[Saved data entries]
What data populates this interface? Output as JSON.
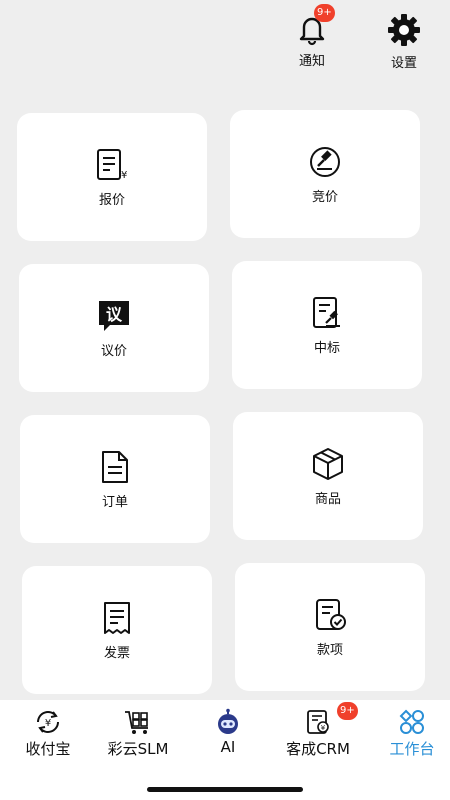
{
  "header": {
    "notify_label": "通知",
    "notify_badge": "9+",
    "settings_label": "设置"
  },
  "cards": {
    "quote": "报价",
    "bid": "竞价",
    "negotiate": "议价",
    "negotiate_icon_text": "议",
    "award": "中标",
    "order": "订单",
    "goods": "商品",
    "invoice": "发票",
    "payment": "款项"
  },
  "nav": {
    "shoufubao": "收付宝",
    "caiyun": "彩云SLM",
    "ai": "AI",
    "crm": "客成CRM",
    "crm_badge": "9+",
    "workbench": "工作台"
  },
  "colors": {
    "accent": "#2a8fd6",
    "badge": "#f0402b",
    "background": "#eeeeee"
  }
}
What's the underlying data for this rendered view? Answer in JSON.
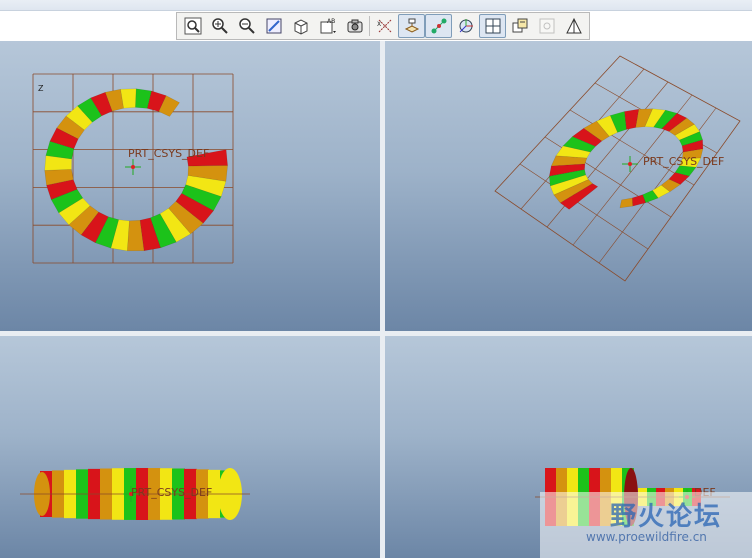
{
  "toolbar": {
    "buttons": [
      {
        "name": "refit-icon",
        "active": false,
        "disabled": false
      },
      {
        "name": "zoom-in-icon",
        "active": false,
        "disabled": false
      },
      {
        "name": "zoom-out-icon",
        "active": false,
        "disabled": false
      },
      {
        "name": "repaint-icon",
        "active": false,
        "disabled": false
      },
      {
        "name": "orient-icon",
        "active": false,
        "disabled": false
      },
      {
        "name": "saved-views-icon",
        "active": false,
        "disabled": false
      },
      {
        "name": "display-style-icon",
        "active": false,
        "disabled": false
      },
      {
        "name": "datum-axes-icon",
        "active": false,
        "disabled": false
      },
      {
        "name": "datum-planes-icon",
        "active": true,
        "disabled": false
      },
      {
        "name": "datum-points-icon",
        "active": true,
        "disabled": false
      },
      {
        "name": "csys-icon",
        "active": false,
        "disabled": false
      },
      {
        "name": "layout-icon",
        "active": true,
        "disabled": false
      },
      {
        "name": "annotations-icon",
        "active": false,
        "disabled": false
      },
      {
        "name": "spin-center-icon",
        "active": false,
        "disabled": true
      },
      {
        "name": "perspective-icon",
        "active": false,
        "disabled": false
      }
    ]
  },
  "viewports": {
    "top_left": {
      "csys_label": "PRT_CSYS_DEF",
      "axis_label": "Z"
    },
    "top_right": {
      "csys_label": "PRT_CSYS_DEF"
    },
    "bottom_left": {
      "csys_label": "PRT_CSYS_DEF"
    },
    "bottom_right": {
      "csys_label": "DEF"
    }
  },
  "colors": {
    "band_red": "#d8141a",
    "band_green": "#1cc21a",
    "band_yellow": "#f2e614",
    "band_orange": "#d4920f",
    "grid_lines": "#8a4a2a",
    "background_top": "#b6c7d9",
    "background_bottom": "#6c86a6"
  },
  "watermark": {
    "title": "野火论坛",
    "url": "www.proewildfire.cn"
  }
}
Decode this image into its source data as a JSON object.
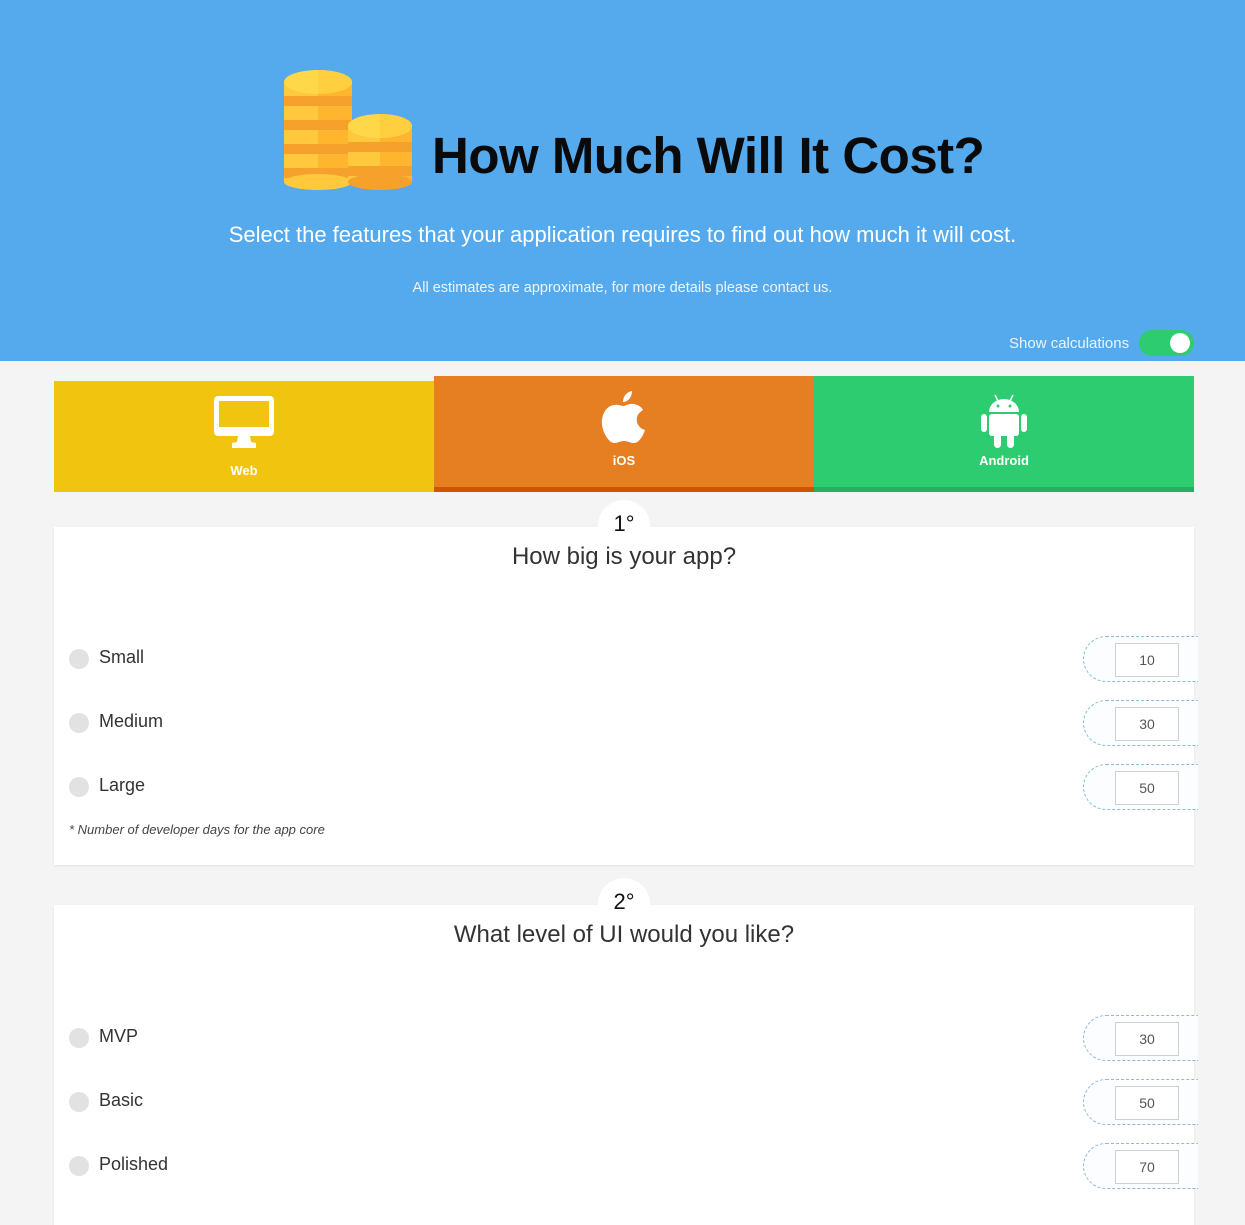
{
  "hero": {
    "title": "How Much Will It Cost?",
    "subtitle": "Select the features that your application requires to find out how much it will cost.",
    "note": "All estimates are approximate, for more details please contact us.",
    "toggle_label": "Show calculations",
    "toggle_on": true,
    "logo_icon": "coins-stack-icon"
  },
  "colors": {
    "hero_bg": "#55aaed",
    "web": "#f1c40f",
    "ios": "#e67e22",
    "android": "#2ecc71",
    "toggle": "#2ecc71"
  },
  "platforms": [
    {
      "label": "Web",
      "icon": "desktop-monitor-icon"
    },
    {
      "label": "iOS",
      "icon": "apple-icon"
    },
    {
      "label": "Android",
      "icon": "android-icon"
    }
  ],
  "questions": [
    {
      "step": "1°",
      "title": "How big is your app?",
      "options": [
        {
          "label": "Small",
          "days": "10"
        },
        {
          "label": "Medium",
          "days": "30"
        },
        {
          "label": "Large",
          "days": "50"
        }
      ],
      "footnote": "* Number of developer days for the app core"
    },
    {
      "step": "2°",
      "title": "What level of UI would you like?",
      "options": [
        {
          "label": "MVP",
          "days": "30"
        },
        {
          "label": "Basic",
          "days": "50"
        },
        {
          "label": "Polished",
          "days": "70"
        }
      ]
    }
  ]
}
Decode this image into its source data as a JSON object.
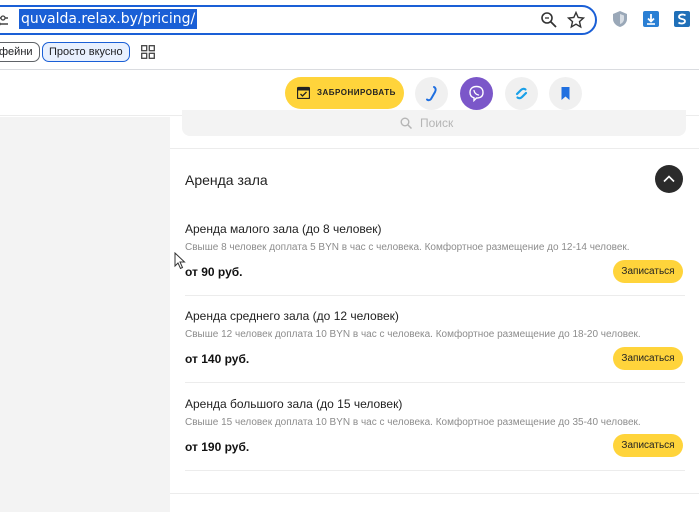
{
  "browser": {
    "url": "quvalda.relax.by/pricing/",
    "bookmarks": [
      {
        "label": "фейни"
      },
      {
        "label": "Просто вкусно"
      }
    ]
  },
  "header": {
    "book_label": "ЗАБРОНИРОВАТЬ",
    "icons": [
      "phone-icon",
      "viber-icon",
      "link-icon",
      "bookmark-icon"
    ],
    "accent": "#ffd43b"
  },
  "search": {
    "placeholder": "Поиск"
  },
  "section": {
    "title": "Аренда зала",
    "items": [
      {
        "title": "Аренда малого зала (до 8 человек)",
        "description": "Свыше 8 человек доплата 5 BYN в час с человека. Комфортное размещение до 12-14 человек.",
        "price": "от 90 руб.",
        "button": "Записаться"
      },
      {
        "title": "Аренда среднего зала (до 12 человек)",
        "description": "Свыше 12 человек доплата 10 BYN в час с человека. Комфортное размещение до 18-20 человек.",
        "price": "от 140 руб.",
        "button": "Записаться"
      },
      {
        "title": "Аренда большого зала (до 15 человек)",
        "description": "Свыше 15 человек доплата 10 BYN в час с человека. Комфортное размещение до 35-40 человек.",
        "price": "от 190 руб.",
        "button": "Записаться"
      }
    ]
  }
}
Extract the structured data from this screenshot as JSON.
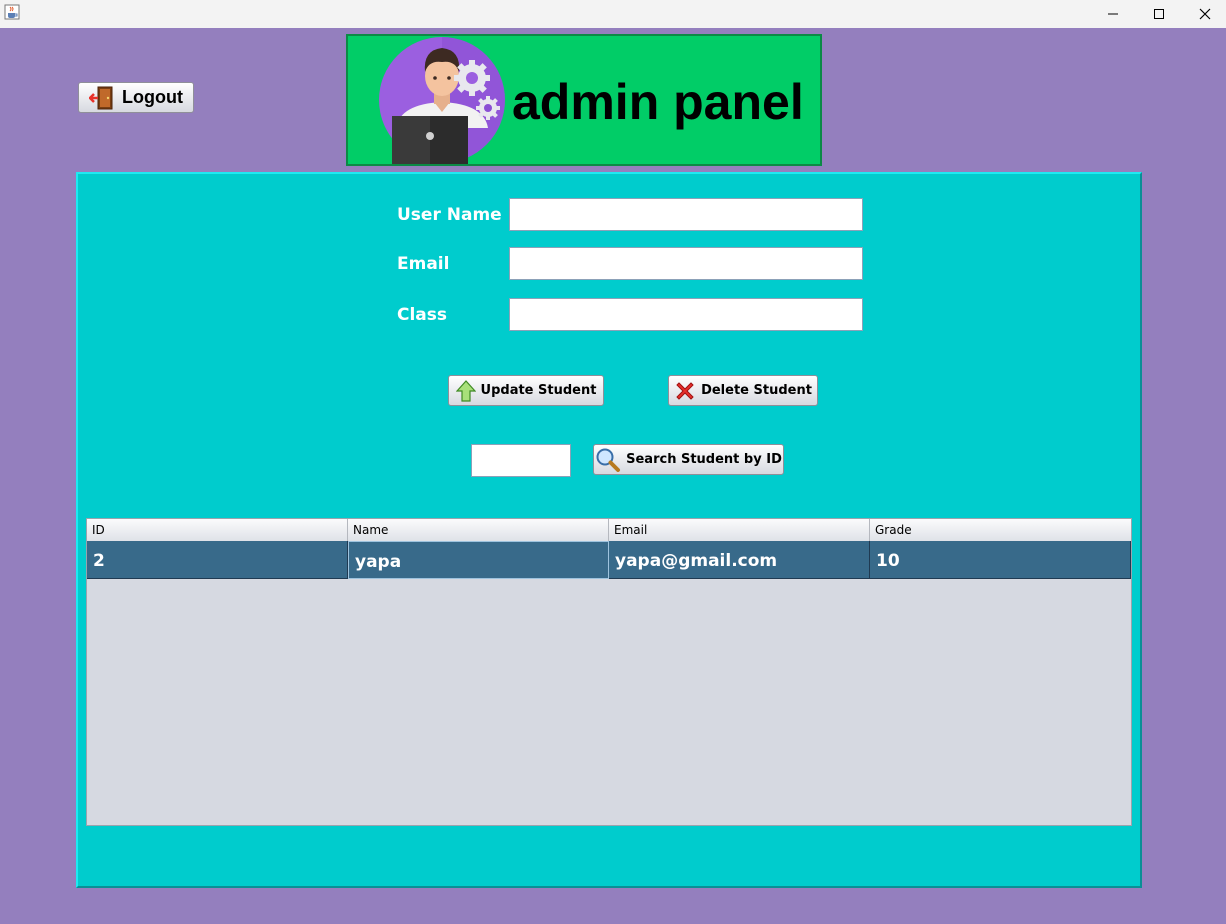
{
  "window": {
    "app_icon": "java-cup-icon",
    "controls": [
      "minimize-icon",
      "maximize-icon",
      "close-icon"
    ]
  },
  "header": {
    "logout_label": "Logout",
    "banner_title": "admin panel",
    "banner_color": "#01cd67"
  },
  "form": {
    "username_label": "User Name",
    "username_value": "",
    "email_label": "Email",
    "email_value": "",
    "class_label": "Class",
    "class_value": ""
  },
  "actions": {
    "update_label": "Update Student",
    "delete_label": "Delete Student",
    "search_id_value": "",
    "search_label": "Search Student by ID"
  },
  "table": {
    "columns": [
      "ID",
      "Name",
      "Email",
      "Grade"
    ],
    "rows": [
      [
        "2",
        "yapa",
        "yapa@gmail.com",
        "10"
      ]
    ]
  },
  "colors": {
    "window_bg": "#947fbe",
    "panel_bg": "#00cccd",
    "selected_row": "#386a8a"
  }
}
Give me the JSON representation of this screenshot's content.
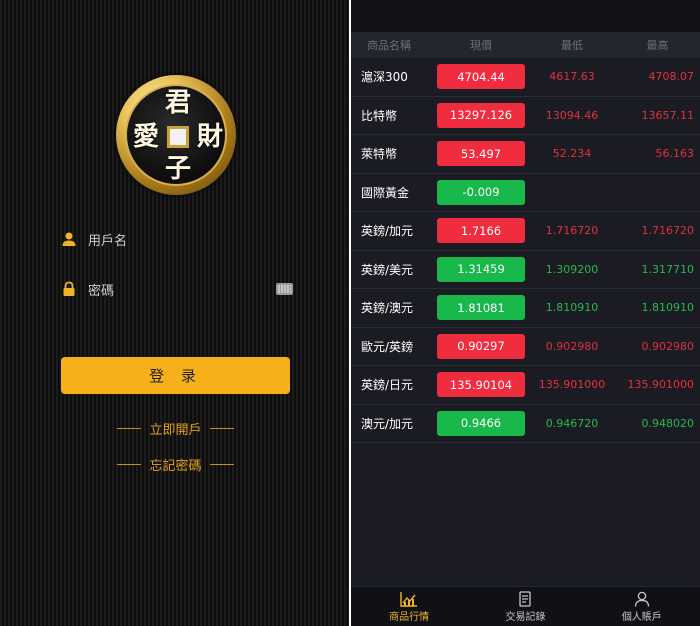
{
  "login": {
    "logo": {
      "top_char": "君",
      "left_char": "愛",
      "right_char": "財",
      "bottom_char": "子"
    },
    "username_placeholder": "用戶名",
    "password_placeholder": "密碼",
    "login_button": "登 录",
    "open_account_link": "立即開戶",
    "forgot_password_link": "忘記密碼",
    "accent_color": "#f5b01a"
  },
  "market": {
    "headers": {
      "name": "商品名稱",
      "price": "現價",
      "low": "最低",
      "high": "最高"
    },
    "colors": {
      "up": "#ef2d3e",
      "down": "#18b84a",
      "up_text": "#e0303f",
      "down_text": "#27b84d"
    },
    "rows": [
      {
        "name": "滬深300",
        "price": "4704.44",
        "low": "4617.63",
        "high": "4708.07",
        "trend": "up"
      },
      {
        "name": "比特幣",
        "price": "13297.126",
        "low": "13094.46",
        "high": "13657.11",
        "trend": "up"
      },
      {
        "name": "萊特幣",
        "price": "53.497",
        "low": "52.234",
        "high": "56.163",
        "trend": "up"
      },
      {
        "name": "國際黃金",
        "price": "-0.009",
        "low": "",
        "high": "",
        "trend": "down"
      },
      {
        "name": "英鎊/加元",
        "price": "1.7166",
        "low": "1.716720",
        "high": "1.716720",
        "trend": "up"
      },
      {
        "name": "英鎊/美元",
        "price": "1.31459",
        "low": "1.309200",
        "high": "1.317710",
        "trend": "down"
      },
      {
        "name": "英鎊/澳元",
        "price": "1.81081",
        "low": "1.810910",
        "high": "1.810910",
        "trend": "down"
      },
      {
        "name": "歐元/英鎊",
        "price": "0.90297",
        "low": "0.902980",
        "high": "0.902980",
        "trend": "up"
      },
      {
        "name": "英鎊/日元",
        "price": "135.90104",
        "low": "135.901000",
        "high": "135.901000",
        "trend": "up"
      },
      {
        "name": "澳元/加元",
        "price": "0.9466",
        "low": "0.946720",
        "high": "0.948020",
        "trend": "down"
      }
    ],
    "tabs": [
      {
        "label": "商品行情",
        "icon": "chart-icon",
        "active": true
      },
      {
        "label": "交易記錄",
        "icon": "document-icon",
        "active": false
      },
      {
        "label": "個人賬戶",
        "icon": "user-icon",
        "active": false
      }
    ]
  }
}
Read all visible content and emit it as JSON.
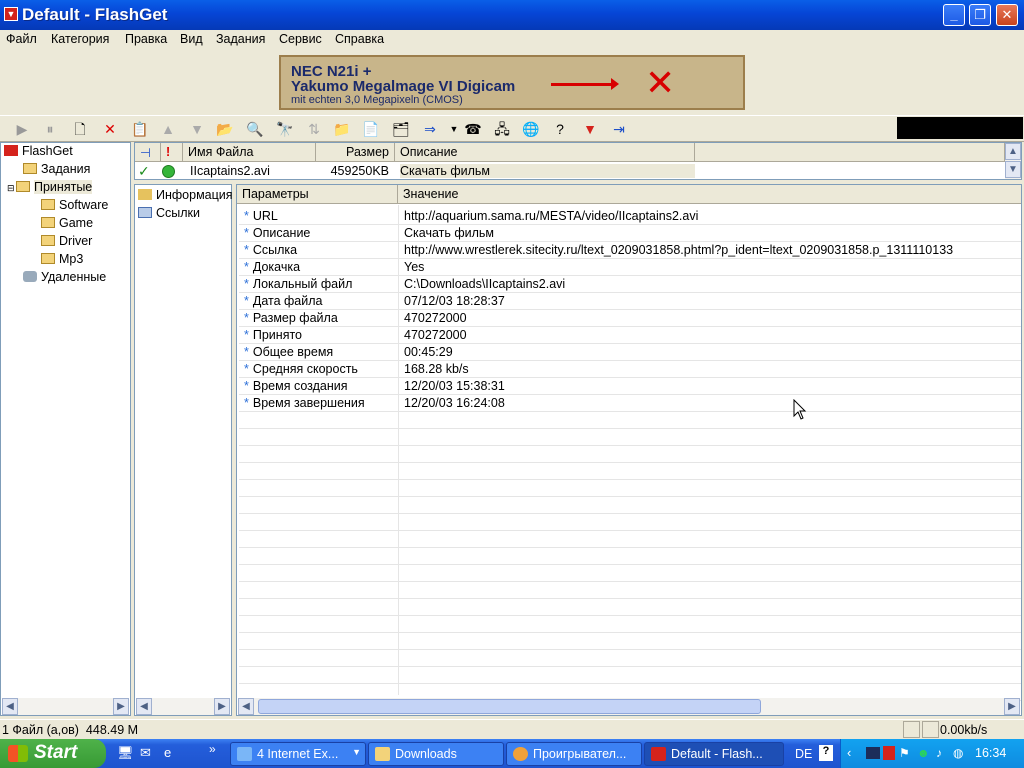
{
  "window": {
    "title": "Default - FlashGet"
  },
  "menu": [
    "Файл",
    "Категория",
    "Правка",
    "Вид",
    "Задания",
    "Сервис",
    "Справка"
  ],
  "banner": {
    "line1": "NEC N21i +",
    "line2": "Yakumo Megalmage VI Digicam",
    "line3": "mit echten 3,0 Megapixeln (CMOS)"
  },
  "tree": {
    "root": "FlashGet",
    "items": [
      "Задания",
      "Принятые",
      "Software",
      "Game",
      "Driver",
      "Mp3",
      "Удаленные"
    ]
  },
  "download_list": {
    "columns": [
      "Имя Файла",
      "Размер",
      "Описание"
    ],
    "row": {
      "name": "IIcaptains2.avi",
      "size": "459250KB",
      "description": "Скачать фильм"
    }
  },
  "info_tabs": [
    "Информация",
    "Ссылки"
  ],
  "properties": {
    "columns": [
      "Параметры",
      "Значение"
    ],
    "rows": [
      {
        "key": "URL",
        "value": "http://aquarium.sama.ru/MESTA/video/IIcaptains2.avi"
      },
      {
        "key": "Описание",
        "value": "Скачать фильм"
      },
      {
        "key": "Ссылка",
        "value": "http://www.wrestlerek.sitecity.ru/ltext_0209031858.phtml?p_ident=ltext_0209031858.p_1311110133"
      },
      {
        "key": "Докачка",
        "value": "Yes"
      },
      {
        "key": "Локальный файл",
        "value": "C:\\Downloads\\IIcaptains2.avi"
      },
      {
        "key": "Дата файла",
        "value": "07/12/03 18:28:37"
      },
      {
        "key": "Размер файла",
        "value": "470272000"
      },
      {
        "key": "Принято",
        "value": "470272000"
      },
      {
        "key": "Общее время",
        "value": "00:45:29"
      },
      {
        "key": "Средняя скорость",
        "value": "168.28 kb/s"
      },
      {
        "key": "Время создания",
        "value": "12/20/03 15:38:31"
      },
      {
        "key": "Время завершения",
        "value": "12/20/03 16:24:08"
      }
    ]
  },
  "status": {
    "left": "1 Файл (а,ов)  448.49 M",
    "speed": "0.00kb/s"
  },
  "taskbar": {
    "start": "Start",
    "tasks": [
      "4 Internet Ex...",
      "Downloads",
      "Проигрывател...",
      "Default - Flash..."
    ],
    "lang": "DE",
    "clock": "16:34"
  }
}
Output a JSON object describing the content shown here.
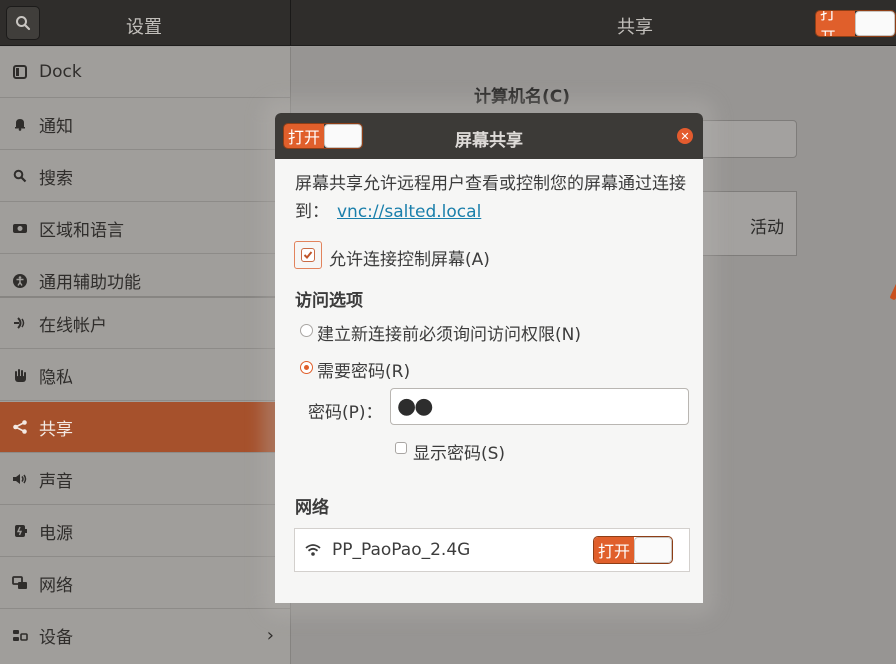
{
  "header": {
    "left_title": "设置",
    "right_title": "共享",
    "toggle_label": "打开"
  },
  "sidebar": {
    "items": [
      {
        "label": "Dock",
        "icon": "dock-icon"
      },
      {
        "label": "通知",
        "icon": "bell-icon"
      },
      {
        "label": "搜索",
        "icon": "search-icon"
      },
      {
        "label": "区域和语言",
        "icon": "camera-icon"
      },
      {
        "label": "通用辅助功能",
        "icon": "accessibility-icon"
      },
      {
        "label": "在线帐户",
        "icon": "online-accounts-icon"
      },
      {
        "label": "隐私",
        "icon": "hand-icon"
      },
      {
        "label": "共享",
        "icon": "share-icon",
        "active": true
      },
      {
        "label": "声音",
        "icon": "speaker-icon"
      },
      {
        "label": "电源",
        "icon": "power-icon"
      },
      {
        "label": "网络",
        "icon": "network-icon"
      },
      {
        "label": "设备",
        "icon": "devices-icon",
        "chevron": "›"
      }
    ]
  },
  "main": {
    "computer_name_label": "计算机名(C)",
    "status_active": "活动"
  },
  "dialog": {
    "title": "屏幕共享",
    "toggle_label": "打开",
    "description": "屏幕共享允许远程用户查看或控制您的屏幕通过连接到：",
    "link": "vnc://salted.local",
    "allow_control_label": "允许连接控制屏幕(A)",
    "access_section": "访问选项",
    "radio_ask": "建立新连接前必须询问访问权限(N)",
    "radio_password": "需要密码(R)",
    "password_label": "密码(P)：",
    "password_value": "●●",
    "show_password_label": "显示密码(S)",
    "network_section": "网络",
    "network_name": "PP_PaoPao_2.4G",
    "network_toggle_label": "打开"
  },
  "colors": {
    "accent": "#e05f2b",
    "active_item": "#a6512c",
    "header_bg": "#2f2d2b",
    "link": "#1a7fab"
  }
}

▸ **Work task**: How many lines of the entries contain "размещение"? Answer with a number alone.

▸ **Answer space**: 3